Several studies have highlighted the role of vascular 18F-NaF uptake as a marker of ongoing calcium deposition. However, accumulation of 18F-NaF is often inconsistent with localization of arterial plaque. Calcification activity and thus 18F-NaF uptake might prevail in the earlier plaque stages. To test this hypothesis, we evaluated 18F-NaF uptake in plaque of 3 different densities, using density as a marker of calcification progression. We also tested whether attenuationweighted image reconstruction affects 18F-NaF uptake in the different plaque stages. Methods: Sixty-four oncologic patients (14 men and 50 women; mean age, 65.3 ± 8.2 y; range, 26-81 y) underwent 18F-NaF PET/CT. A volume of interest was drawn on each plaque within the infrarenal aorta to assess mean standardized uptake value and attenuation (in Hounsfield units [HU]). Plaque was then categorized as light (,210 HU), medium (211-510 HU), or heavy (.510 HU). Standardized uptake value was normalized for blood 18F-NaF activity to obtain the plaque target-to-background ratio (TBR). During this process, several focal, noncalcified areas of 18F-NaF were identified (hot spots). The TBR of the hot spots was computed after isocontour thresholding.
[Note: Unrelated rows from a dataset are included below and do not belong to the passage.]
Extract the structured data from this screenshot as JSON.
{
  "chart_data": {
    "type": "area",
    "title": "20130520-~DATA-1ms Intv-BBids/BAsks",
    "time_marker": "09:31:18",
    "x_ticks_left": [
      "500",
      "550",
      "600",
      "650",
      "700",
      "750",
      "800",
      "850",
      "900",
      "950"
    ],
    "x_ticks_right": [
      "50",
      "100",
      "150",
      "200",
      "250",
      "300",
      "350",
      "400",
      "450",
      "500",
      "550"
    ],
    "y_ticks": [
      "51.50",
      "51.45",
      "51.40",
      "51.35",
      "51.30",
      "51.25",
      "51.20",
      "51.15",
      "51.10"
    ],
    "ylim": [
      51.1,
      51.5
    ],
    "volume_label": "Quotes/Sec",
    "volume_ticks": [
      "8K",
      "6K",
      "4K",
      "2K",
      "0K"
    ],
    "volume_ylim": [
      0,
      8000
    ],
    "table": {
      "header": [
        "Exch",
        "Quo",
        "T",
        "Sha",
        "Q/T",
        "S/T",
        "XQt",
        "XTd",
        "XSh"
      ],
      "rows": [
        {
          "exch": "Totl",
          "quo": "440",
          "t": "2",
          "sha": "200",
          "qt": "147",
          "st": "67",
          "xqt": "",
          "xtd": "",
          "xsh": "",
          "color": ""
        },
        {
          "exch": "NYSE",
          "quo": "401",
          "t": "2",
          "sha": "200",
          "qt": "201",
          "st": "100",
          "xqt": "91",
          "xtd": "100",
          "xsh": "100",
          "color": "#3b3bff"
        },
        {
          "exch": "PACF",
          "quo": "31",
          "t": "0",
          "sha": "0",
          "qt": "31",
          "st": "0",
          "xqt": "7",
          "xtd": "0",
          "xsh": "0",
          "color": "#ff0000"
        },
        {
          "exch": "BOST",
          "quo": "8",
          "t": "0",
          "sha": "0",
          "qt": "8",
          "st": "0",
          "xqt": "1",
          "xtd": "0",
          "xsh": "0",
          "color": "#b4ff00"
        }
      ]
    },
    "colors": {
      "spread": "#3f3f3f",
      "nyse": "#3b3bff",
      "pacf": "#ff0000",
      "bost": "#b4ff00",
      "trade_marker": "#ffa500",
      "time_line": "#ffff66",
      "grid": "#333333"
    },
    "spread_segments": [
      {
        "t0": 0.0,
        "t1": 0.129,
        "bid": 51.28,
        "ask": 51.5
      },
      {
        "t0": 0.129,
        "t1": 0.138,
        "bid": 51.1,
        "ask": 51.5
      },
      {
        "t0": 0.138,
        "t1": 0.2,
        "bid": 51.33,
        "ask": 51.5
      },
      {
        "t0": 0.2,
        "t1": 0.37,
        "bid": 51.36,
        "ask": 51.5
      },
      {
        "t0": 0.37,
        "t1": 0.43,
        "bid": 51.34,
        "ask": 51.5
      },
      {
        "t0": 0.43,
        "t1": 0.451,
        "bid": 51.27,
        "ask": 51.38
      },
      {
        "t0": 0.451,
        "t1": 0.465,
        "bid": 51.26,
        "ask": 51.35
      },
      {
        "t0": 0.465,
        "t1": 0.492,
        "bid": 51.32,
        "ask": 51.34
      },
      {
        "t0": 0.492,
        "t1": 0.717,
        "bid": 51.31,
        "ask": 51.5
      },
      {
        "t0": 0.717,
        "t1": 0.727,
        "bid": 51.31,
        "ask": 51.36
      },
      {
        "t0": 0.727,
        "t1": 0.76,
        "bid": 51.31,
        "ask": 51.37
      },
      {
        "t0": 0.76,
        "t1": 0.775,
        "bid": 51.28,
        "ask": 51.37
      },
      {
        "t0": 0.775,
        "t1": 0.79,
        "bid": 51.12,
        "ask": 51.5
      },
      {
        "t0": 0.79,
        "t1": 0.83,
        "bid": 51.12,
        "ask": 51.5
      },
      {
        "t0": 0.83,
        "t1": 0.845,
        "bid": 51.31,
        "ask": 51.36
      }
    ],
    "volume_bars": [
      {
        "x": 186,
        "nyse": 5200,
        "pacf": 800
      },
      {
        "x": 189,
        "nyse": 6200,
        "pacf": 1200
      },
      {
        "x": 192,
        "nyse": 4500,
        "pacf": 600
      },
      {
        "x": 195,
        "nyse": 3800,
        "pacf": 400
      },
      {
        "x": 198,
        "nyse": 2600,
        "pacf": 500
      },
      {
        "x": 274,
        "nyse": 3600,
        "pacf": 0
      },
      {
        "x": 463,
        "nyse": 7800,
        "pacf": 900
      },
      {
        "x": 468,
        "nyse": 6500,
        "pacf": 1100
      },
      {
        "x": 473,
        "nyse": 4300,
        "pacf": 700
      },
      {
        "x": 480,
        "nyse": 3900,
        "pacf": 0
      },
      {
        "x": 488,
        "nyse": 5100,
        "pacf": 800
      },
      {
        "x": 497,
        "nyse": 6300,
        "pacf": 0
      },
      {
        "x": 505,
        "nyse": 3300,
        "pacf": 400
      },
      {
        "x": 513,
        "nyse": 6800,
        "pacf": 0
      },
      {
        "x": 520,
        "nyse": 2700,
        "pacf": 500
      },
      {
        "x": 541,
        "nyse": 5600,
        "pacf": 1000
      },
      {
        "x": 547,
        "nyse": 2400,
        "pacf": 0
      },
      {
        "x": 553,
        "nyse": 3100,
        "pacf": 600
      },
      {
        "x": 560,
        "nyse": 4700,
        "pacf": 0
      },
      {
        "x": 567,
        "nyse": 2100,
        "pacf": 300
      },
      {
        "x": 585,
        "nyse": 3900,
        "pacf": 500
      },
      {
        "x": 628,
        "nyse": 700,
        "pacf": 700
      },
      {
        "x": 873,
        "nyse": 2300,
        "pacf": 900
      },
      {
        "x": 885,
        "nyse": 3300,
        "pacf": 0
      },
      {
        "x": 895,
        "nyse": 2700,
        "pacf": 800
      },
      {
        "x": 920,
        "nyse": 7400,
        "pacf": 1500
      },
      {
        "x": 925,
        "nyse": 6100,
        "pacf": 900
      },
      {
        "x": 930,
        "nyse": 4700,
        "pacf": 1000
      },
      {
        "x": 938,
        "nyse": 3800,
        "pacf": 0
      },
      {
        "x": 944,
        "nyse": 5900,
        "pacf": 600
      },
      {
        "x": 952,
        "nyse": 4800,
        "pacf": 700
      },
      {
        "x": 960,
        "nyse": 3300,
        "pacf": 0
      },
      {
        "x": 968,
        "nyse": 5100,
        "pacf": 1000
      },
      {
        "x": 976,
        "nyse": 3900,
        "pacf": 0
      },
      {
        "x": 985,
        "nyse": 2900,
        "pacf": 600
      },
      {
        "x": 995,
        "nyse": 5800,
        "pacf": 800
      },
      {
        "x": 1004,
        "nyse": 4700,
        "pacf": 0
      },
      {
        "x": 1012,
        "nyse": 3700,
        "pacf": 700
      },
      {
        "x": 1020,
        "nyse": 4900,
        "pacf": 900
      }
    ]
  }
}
The TBR of a noncalcified control region was also calculated. In 35 patients, the TBR of non- attenuation-corrected images was calculated. Results: The average TBR was highest in light plaque (2.21 ± 0.88), significantly lower in medium plaque (1.59 ± 0.63, P18FNaF is a feasible option in imaging molecular calcium deposition in the early stages of plaque formation, when active uptake mechanisms are the main determinants of calcium presence, but that retention of 18F-NaF progressively decreases with increasing calcium deposition in the arterial wall. Our data suggest that non- attenuation-corrected reconstruction does not significantly affect evaluation of plaque of any thickness.
- <sup>18</sup>F-natrium fluoride
- Plaque imaging
ASJC Scopus subject areas
- Radiology Nuclear Medicine and imaging